Toys, collars, harnesses, leashes, bowls, clothes, beds, doggie back-packs, designer doggie carriers, tire biter toys, a dog house and flea medication. These great donations will provide revenue for our furry friends at the Petaluma Animal Shelter and the Sonoma Humane Society!

What We Still Need:

We need many more donations to make this a success. We could use more crates, beds, slightly used leashes and collars, harnesses, doggie gates, dog or cat bowls, kitty equipment, blankets, toys for dogs or cats and flea medications.

When You Give, Fit’n’Furry Will Give Back to You!

Our wonderful donors have been drawing  from our “Dog House” of prizes. Among the prizes are:No Flea Drawing

~ 1 night of boarding for a dog, cat or bird

~Pampered Nail trim for dog or cat

~A luxurious dog bath

~Great apparel-Fit’n’Furry hats

~A fun-filled day of daycare for your pet

Remember when you bring in a new visitor who donates something you will receive $5 in “Bark Bucks”. If this new visitor becomes a client you will receive a $20 credit on your account once they use our services.

We want to be able to sponsor and give back to two of the organizations that do so much for ‘homeless’ pets. Please help us as we reach out to support them. You can make a difference so please tell everyone you know about this event and help make it a success!!

Thank you for your help. Please keep those donations coming in!

Donations accepted at Fit’n’Furry until October 17th.

The ‘No Fleas’ Flea Market will be held on Saturday October 24th from 9am to 3pm.

Our trainer, Ina, will be there from 2 pm to 3 pm to give some FREE training tips.  There will also be a representative from the Petaluma Animal Shelter & the Sonoma Humane Society.

FitnFurry Asks a Veterinarian About Dental Care

pittyWHAT’S IN YOUR PET’S MOUTH?

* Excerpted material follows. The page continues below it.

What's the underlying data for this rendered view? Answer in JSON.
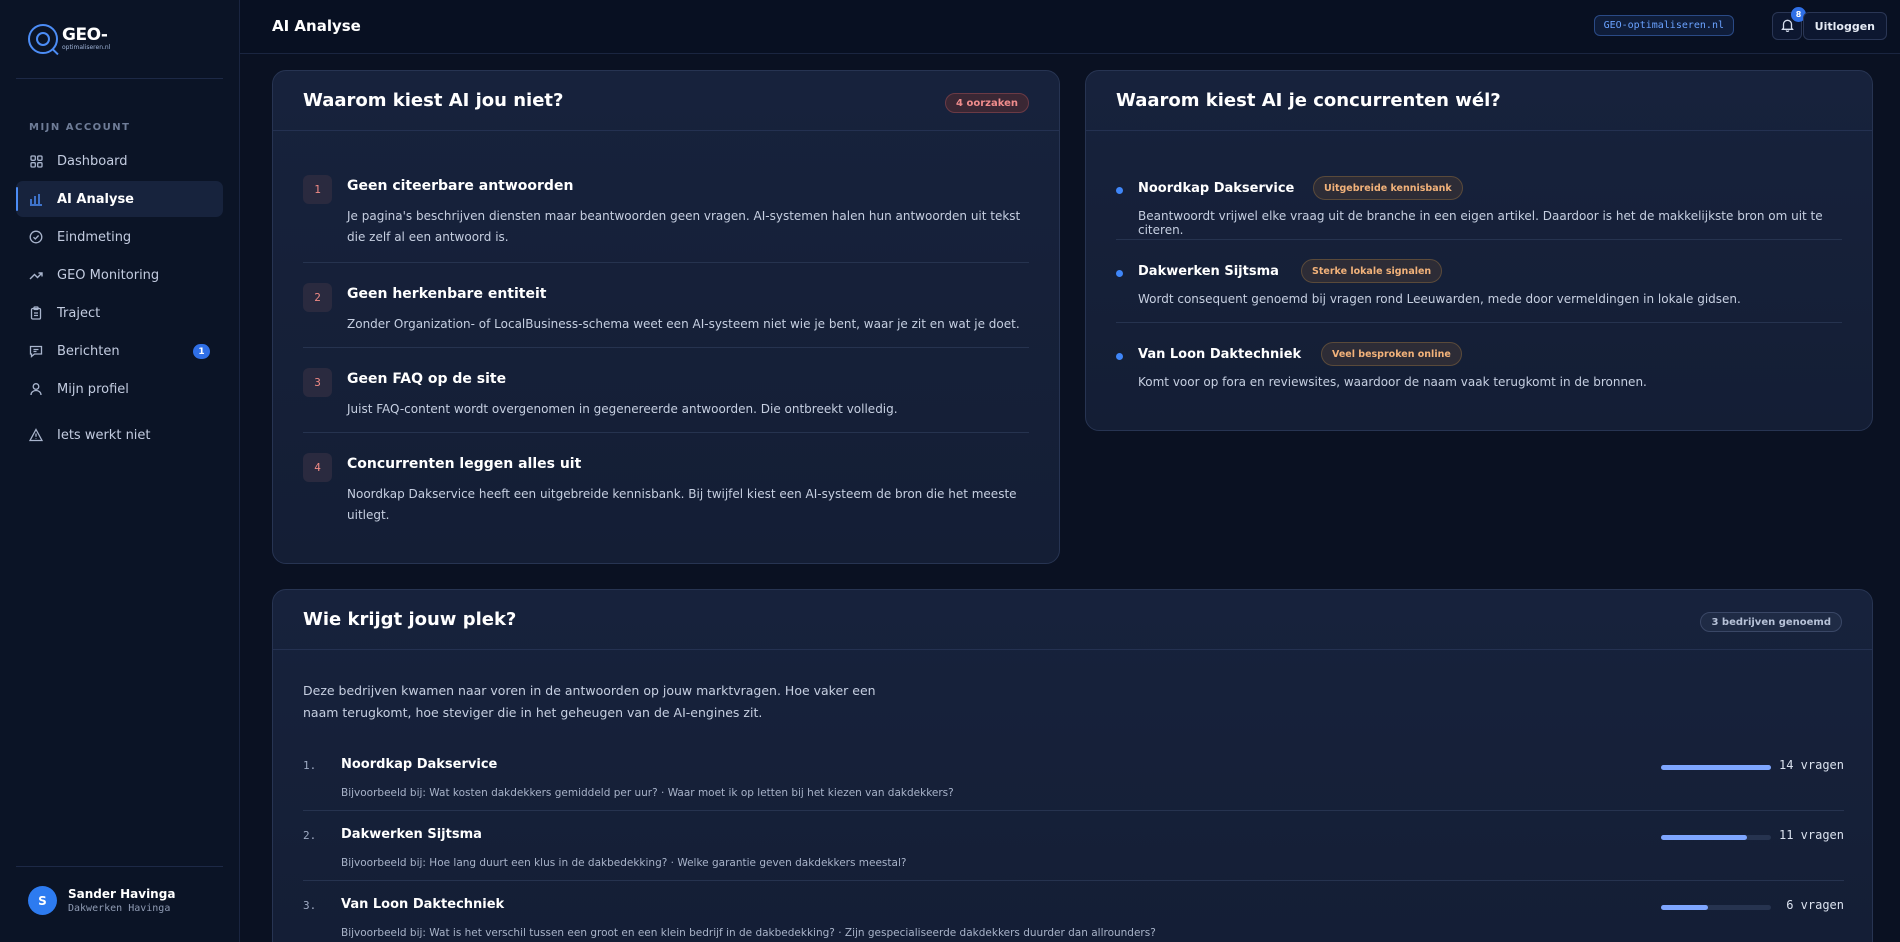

Do you regularly look inside your pet’s mouth?  Would you be able to identify a problem if you see one?  Being aware of what your pet’s teeth and gums should look like may help you identify a problem early.  Dental disease is the most commonly diagnosed problem in small animals, affecting about 75% of dogs and cats by the time they’re only 3 years old.  Without regular home and professional care, bacteria and plaque accumulates leading to not only bad breathe but also gingivitis.  Left untreated, this can result in periodontal disease includi ng gingival recession, enamel erosion and root abscess.  In extreme cases, bacteria from your pet’s infected mouth can get into the bloodstream and may cause debilitating systemic disease in the heart, liver, and kidneys.  Fortunately, as for your own oral health care, serious problems are preventable with good oral hygiene habits, regular dental exams, and prompt treatment.  Staying on top of your pet’s oral health will not only improve their quality of life, it can also prolong their life.

It would be n ice if your pet could tell you when they had oral health problems.  Instead, they often mask their discomfort, so it’s important for you to learn how to look for problems yourself.  Gently pick up your pet’s lips and simply look at the teeth and gums.  If your pet’s teeth are discolored, if the gums are puffy, bright red, recessed, or bleeding, your pet probably has gingivitis and may be well on its way to more serious periodontal disease.  Difficulty eating, excessive drooling, putrid breath and loose teeth are also signs of advanced problems that may result in tooth loss or worse.

It is never too late to begin good oral health habits for your pet!  Start today by having your pet’s mouth and teeth examined and continue every 6 – 12 months.  Your veterinarian will be happy to teach you how to properly perform preventive maintenance and work with you to achieve the highest level of oral health for your pet. With regular attention, your pet will not only tolerate dental homecare, but will enjoy the extra attention!

Don’t forget about the “No Flea’s” Flea Market at Fit’n’Furry! This is a benefit for the Petaluma Animal Shelter and the Sonoma Humane Society. Fit’n’Furry is collecting pet related donations that will be sold “Flea Market’ Style on October 24th in which all proceeds go to these great organizations. You can help by donating your slightly used  beds, leashes, collars, cratsadshelterdoges etc. by October 17th or by coming down and buying something on the day of the event. Please spread the word and help us help these very important animal-care facilities!